September 5, 2017

Banks love HELOCs because they bind you, the consumer, to (them) one institution for a long term. You cannot shop for better rates until the term of your mortgage is up.

Here’s how it works – imagine you have a house valued at $250,000.00 and you are in the process of renewing a mortgage for let’s say $125,000.00.   You banker suggested you consider a form of home equity financing that will allow you to obtain better rates on credit cards and a line of credit.

All you have to do is “sign here, initial there and there”.  Oh, but “if you decide not to take it today” then it will cost you more in the future because “you will have to pay additional legal fees”.  The hook is in and the pressure is on.

You are told that you go up to 80% of the value of your home – so, since the mortgage is only $125,000.00 you have instant access to $75,000.00 which can either be used on your credit card or on your line of credit (each having slightly different rates of interest).  Just “sign there, yes by the ex, and initial there and initial here” – it’s that easy!

The bank will then register a lien, in first place, against your property for a value of $200,000.00 in correspondence with the total value of available credit.  Life is good for you, as long as you are not tempted to use the credit card and line of credit.  If you do, you will find yourself on a slippery slope that can quickly erode the available equity in your property and leave you paying very large payments to the bank.

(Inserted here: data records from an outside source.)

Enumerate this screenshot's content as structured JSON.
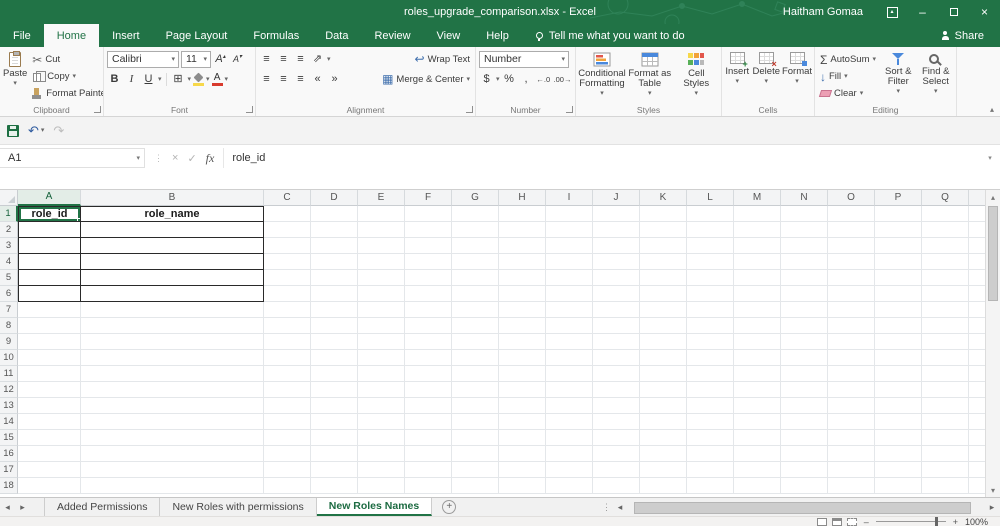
{
  "colors": {
    "excel_green": "#217346",
    "selection_border": "#217346",
    "active_sheet_text": "#1d6b42"
  },
  "titlebar": {
    "title": "roles_upgrade_comparison.xlsx - Excel",
    "user": "Haitham Gomaa"
  },
  "ribbon": {
    "tabs": [
      {
        "label": "File",
        "active": false
      },
      {
        "label": "Home",
        "active": true
      },
      {
        "label": "Insert",
        "active": false
      },
      {
        "label": "Page Layout",
        "active": false
      },
      {
        "label": "Formulas",
        "active": false
      },
      {
        "label": "Data",
        "active": false
      },
      {
        "label": "Review",
        "active": false
      },
      {
        "label": "View",
        "active": false
      },
      {
        "label": "Help",
        "active": false
      }
    ],
    "tell_me": "Tell me what you want to do",
    "share": "Share",
    "clipboard": {
      "label": "Clipboard",
      "paste": "Paste",
      "cut": "Cut",
      "copy": "Copy",
      "format_painter": "Format Painter"
    },
    "font": {
      "label": "Font",
      "family": "Calibri",
      "size": "11",
      "bold": "B",
      "italic": "I",
      "underline": "U",
      "color_letter": "A"
    },
    "alignment": {
      "label": "Alignment",
      "wrap_text": "Wrap Text",
      "merge_center": "Merge & Center"
    },
    "number": {
      "label": "Number",
      "format": "Number",
      "currency": "$",
      "percent": "%",
      "comma": ",",
      "increase_decimal": "←.0",
      "decrease_decimal": ".00→"
    },
    "styles": {
      "label": "Styles",
      "conditional": "Conditional Formatting",
      "format_table": "Format as Table",
      "cell_styles": "Cell Styles"
    },
    "cells": {
      "label": "Cells",
      "insert": "Insert",
      "delete": "Delete",
      "format": "Format"
    },
    "editing": {
      "label": "Editing",
      "autosum": "AutoSum",
      "fill": "Fill",
      "clear": "Clear",
      "sort_filter": "Sort & Filter",
      "find_select": "Find & Select"
    }
  },
  "formula_bar": {
    "name_box": "A1",
    "fx": "fx",
    "content": "role_id"
  },
  "grid": {
    "columns": [
      "A",
      "B",
      "C",
      "D",
      "E",
      "F",
      "G",
      "H",
      "I",
      "J",
      "K",
      "L",
      "M",
      "N",
      "O",
      "P",
      "Q"
    ],
    "row_count": 18,
    "cells": [
      {
        "ref": "A1",
        "col": "A",
        "row": 1,
        "text": "role_id"
      },
      {
        "ref": "B1",
        "col": "B",
        "row": 1,
        "text": "role_name"
      }
    ],
    "selection": {
      "active_cell": "A1",
      "col": "A",
      "row": 1
    },
    "table_range": {
      "cols": [
        "A",
        "B"
      ],
      "first_row": 1,
      "last_row": 6
    }
  },
  "sheet_bar": {
    "tabs": [
      {
        "label": "Added Permissions",
        "active": false
      },
      {
        "label": "New Roles with permissions",
        "active": false
      },
      {
        "label": "New Roles Names",
        "active": true
      }
    ]
  },
  "status_bar": {
    "zoom": "100%"
  },
  "icons": {
    "lightbulb-icon": "css-shape",
    "person-icon": "css-shape",
    "scissors-icon": "✂",
    "copy-icon": "css-shape",
    "format-painter-icon": "css-shape",
    "paste-icon": "css-clipboard",
    "borders-icon": "⊞",
    "fill-color-icon": "css-bucket-yellow-bar",
    "font-color-icon": "A-red-bar",
    "align-icon": "≡",
    "orientation-icon": "⇗",
    "wrap-text-icon": "↩",
    "merge-center-icon": "▦",
    "autosum-icon": "Σ",
    "fill-down-icon": "↓",
    "clear-icon": "css-eraser",
    "sort-filter-icon": "css-funnel",
    "find-select-icon": "css-magnifier",
    "save-icon": "css-floppy",
    "undo-icon": "↶",
    "redo-icon": "↷",
    "cancel-icon": "×",
    "enter-icon": "✓",
    "dropdown-icon": "▾"
  }
}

If interest rates went down and you wanted to renegotiate your payments with another institution you would have to pay out the bank “in full” for all of its lending (to you) plus penalties.  You are unable to negotiate a new second mortgage at a reduced rate to consolidate the credit card and line of credit – you are pretty much stuck with the same bank for the entire remainder term of the borrowing.

Some people are surprised when thinking about selling their homes to buy another and they discover that they are required to pay out the full balance (of all their borrowings) leaving them with much less than they had anticipated to be put towards the new purchase.

Are HELOCs a good idea?  They are probably a great idea for lenders – but not so much for consumers.  Sage advice – keep your mortgage separate from all your other borrowing and focus on paying down, not adding to it!  You will save yourself thousands of dollars in the long run.